Selling higher-end PCs could help stop the bleeding in Acer's finances, but with the overall PC market still shrinking it's unlikely to help it expand in any meaningful way. "You can't really expect vendors in desktops and notebooks to find growth," Wang said. "You win in the market by not falling in shipments."
Acer might have to try breaking into other markets or raise its profile among business customers. Some of its rivals have taken that path, with Lenovo buying up PC makers in growth countries, and Dell and HP selling enterprise "solutions" that include services.
"If Acer continues to only sell PCs, in just a few years' time it will be over for them," predicted Gartner analyst Eileen He. "If you're simply a hardware maker, it's not enough."
Acer's big Taiwanese rival, Asustek, has also seen its PC sales decline. But its willingness to experiment with innovative, sometimes off-the-wall products has helped bring strong growth to its Android business, and its profits haven't suffered like Acer's.
HP and Dell have much broader businesses to fall back on, giving them some leeway as they try to build effective tablet and smartphone strategies. But for Acer, with its narrow focus on consumer PCs, any big change will be easier said than done, potentially requiring it to invest more in research and development, overhaul its supply chain and build new brands.

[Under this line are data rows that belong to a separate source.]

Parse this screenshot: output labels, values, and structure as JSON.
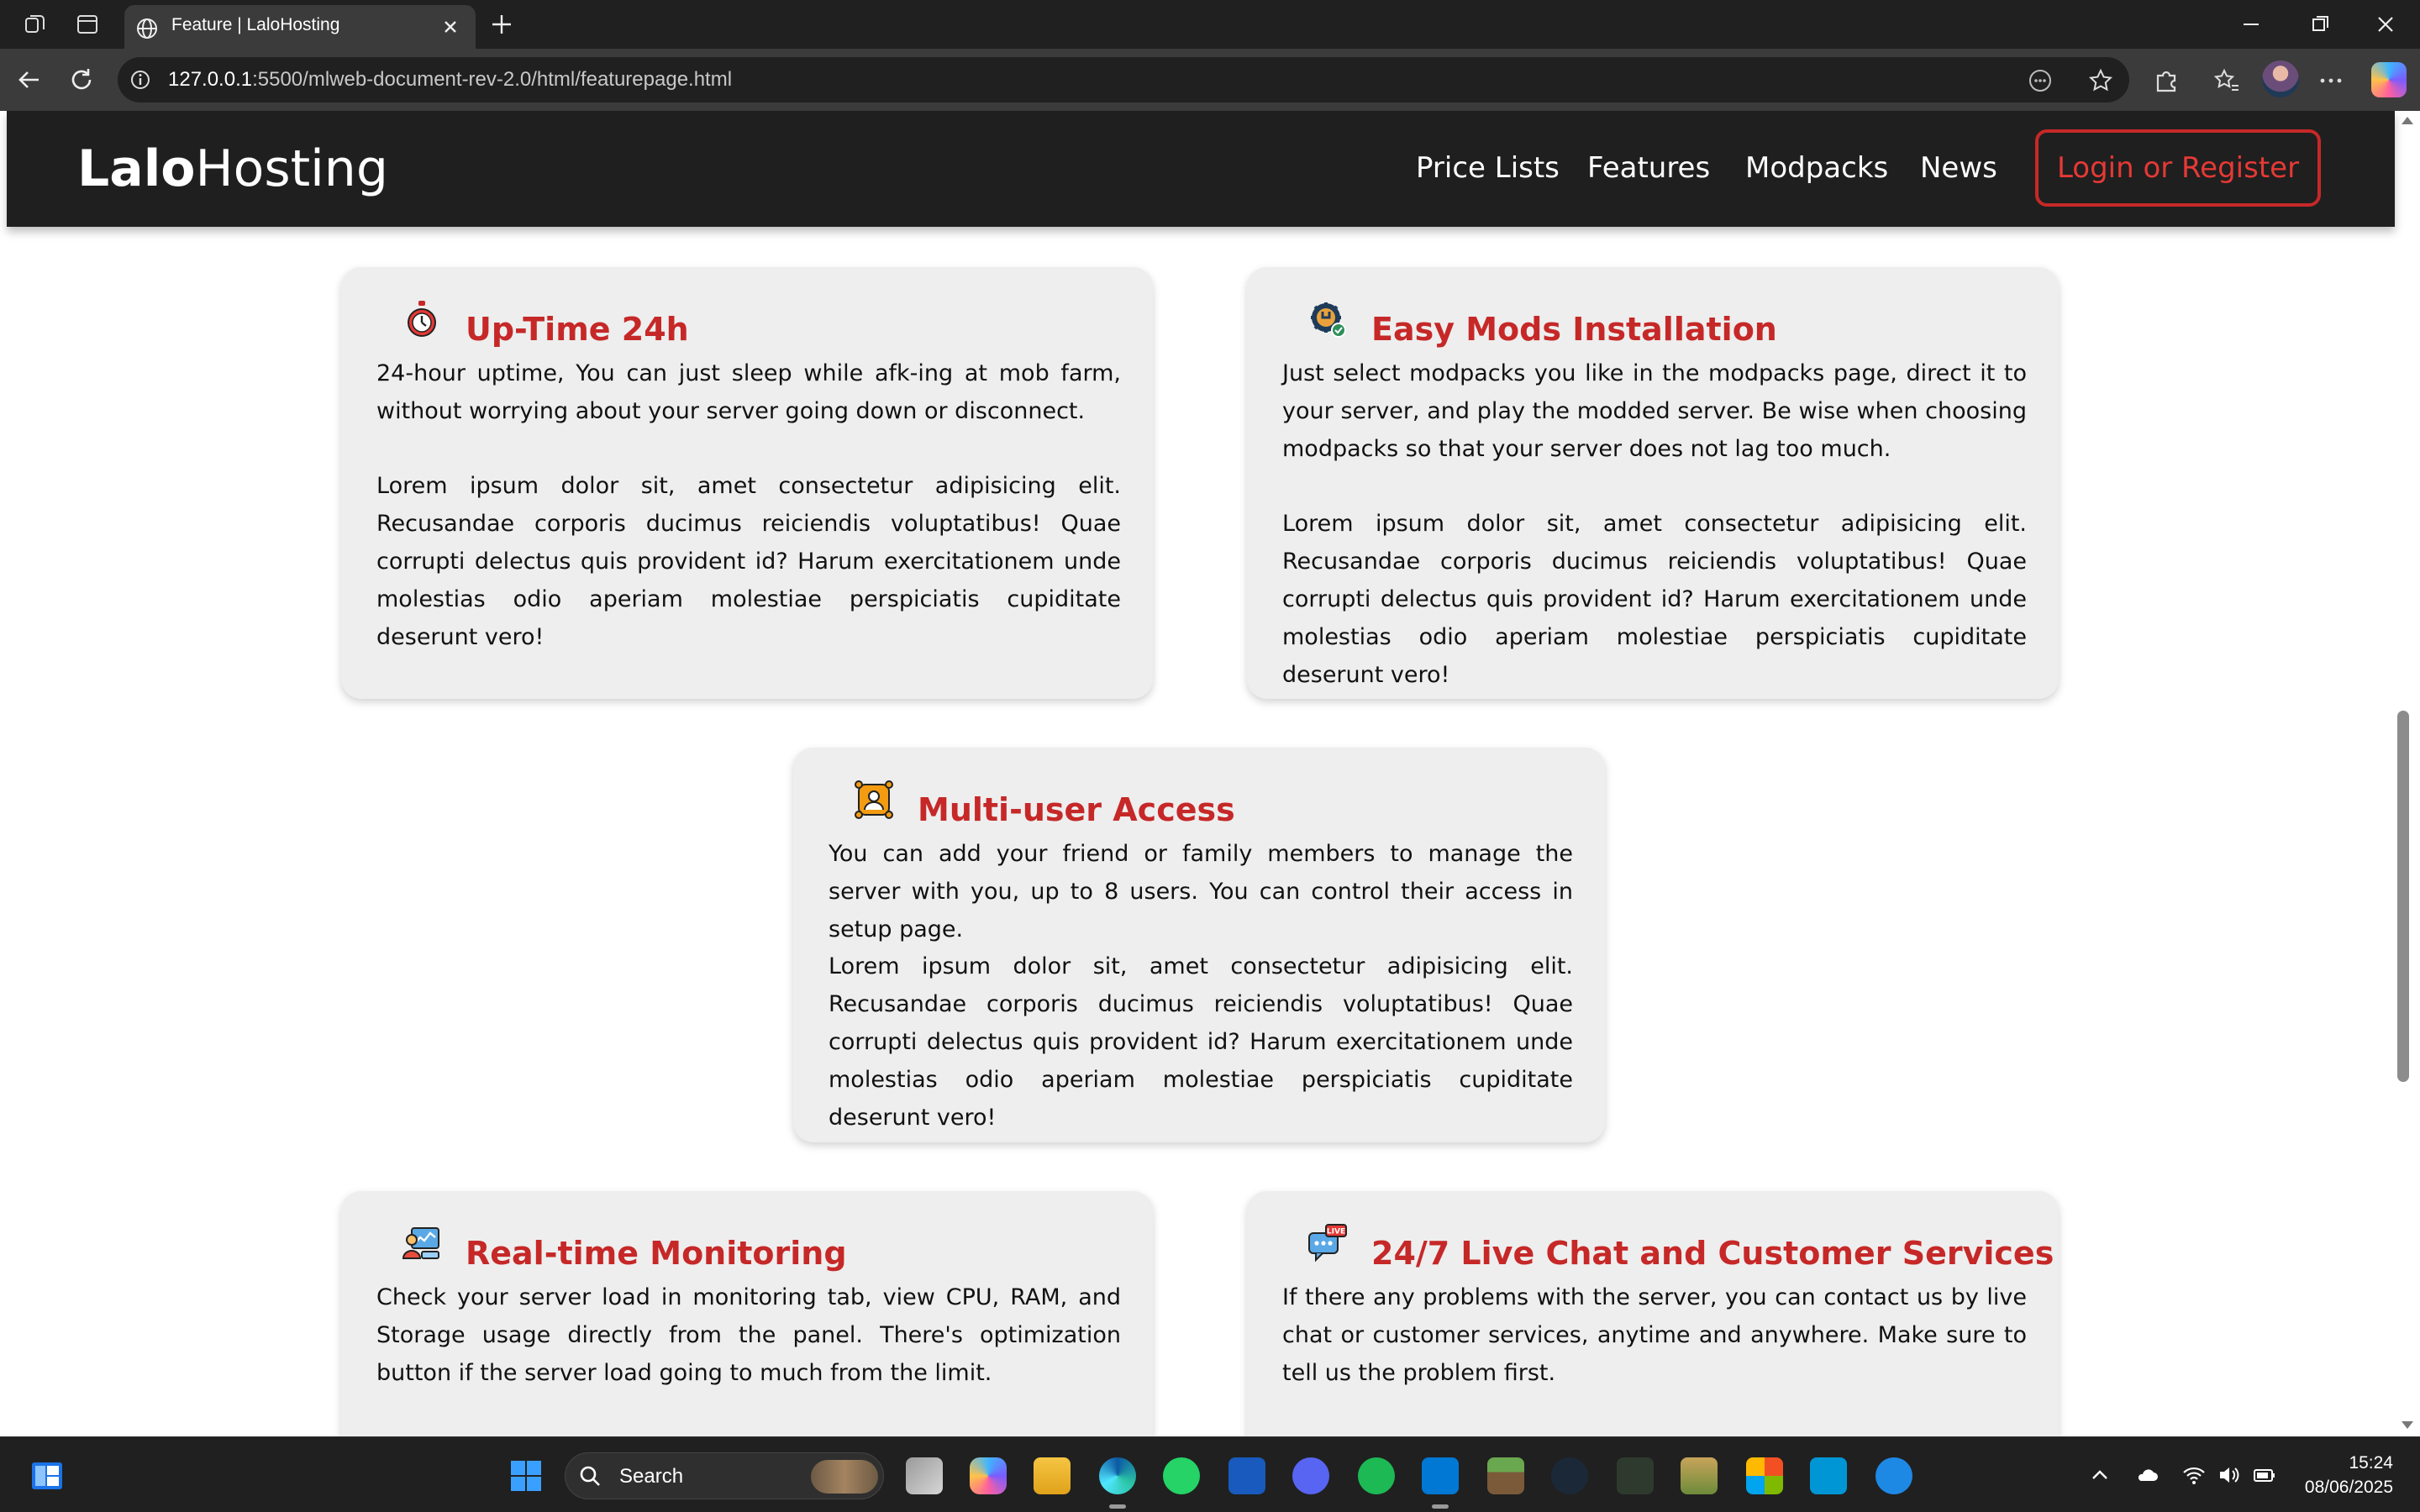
{
  "browser": {
    "tab_title": "Feature | LaloHosting",
    "url_host": "127.0.0.1",
    "url_rest": ":5500/mlweb-document-rev-2.0/html/featurepage.html"
  },
  "site": {
    "logo_bold": "Lalo",
    "logo_light": "Hosting",
    "nav": [
      "Price Lists",
      "Features",
      "Modpacks",
      "News"
    ],
    "login_label": "Login or Register",
    "accent_color": "#c62828"
  },
  "features": [
    {
      "icon": "stopwatch-icon",
      "title": "Up-Time 24h",
      "text1": "24-hour uptime, You can just sleep while afk-ing at mob farm, without worrying about your server going down or disconnect.",
      "text2": "Lorem ipsum dolor sit, amet consectetur adipisicing elit. Recusandae corporis ducimus reiciendis voluptatibus! Quae corrupti delectus quis provident id? Harum exercitationem unde molestias odio aperiam molestiae perspiciatis cupiditate deserunt vero!"
    },
    {
      "icon": "gear-wrench-icon",
      "title": "Easy Mods Installation",
      "text1": "Just select modpacks you like in the modpacks page, direct it to your server, and play the modded server. Be wise when choosing modpacks so that your server does not lag too much.",
      "text2": "Lorem ipsum dolor sit, amet consectetur adipisicing elit. Recusandae corporis ducimus reiciendis voluptatibus! Quae corrupti delectus quis provident id? Harum exercitationem unde molestias odio aperiam molestiae perspiciatis cupiditate deserunt vero!"
    },
    {
      "icon": "multi-user-icon",
      "title": "Multi-user Access",
      "text1": "You can add your friend or family members to manage the server with you, up to 8 users. You can control their access in setup page.",
      "text2": "Lorem ipsum dolor sit, amet consectetur adipisicing elit. Recusandae corporis ducimus reiciendis voluptatibus! Quae corrupti delectus quis provident id? Harum exercitationem unde molestias odio aperiam molestiae perspiciatis cupiditate deserunt vero!"
    },
    {
      "icon": "monitoring-icon",
      "title": "Real-time Monitoring",
      "text1": "Check your server load in monitoring tab, view CPU, RAM, and Storage usage directly from the panel. There's optimization button if the server load going to much from the limit."
    },
    {
      "icon": "live-chat-icon",
      "title": "24/7 Live Chat and Customer Services",
      "badge": "LIVE",
      "text1": "If there any problems with the server, you can contact us by live chat or customer services, anytime and anywhere. Make sure to tell us the problem first."
    }
  ],
  "taskbar": {
    "search_label": "Search",
    "time": "15:24",
    "date": "08/06/2025"
  }
}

"You can't just turn a big boat on a dime," IDC's Ma said. "It takes time to make that course correction. The question is how quickly can they turn their boat."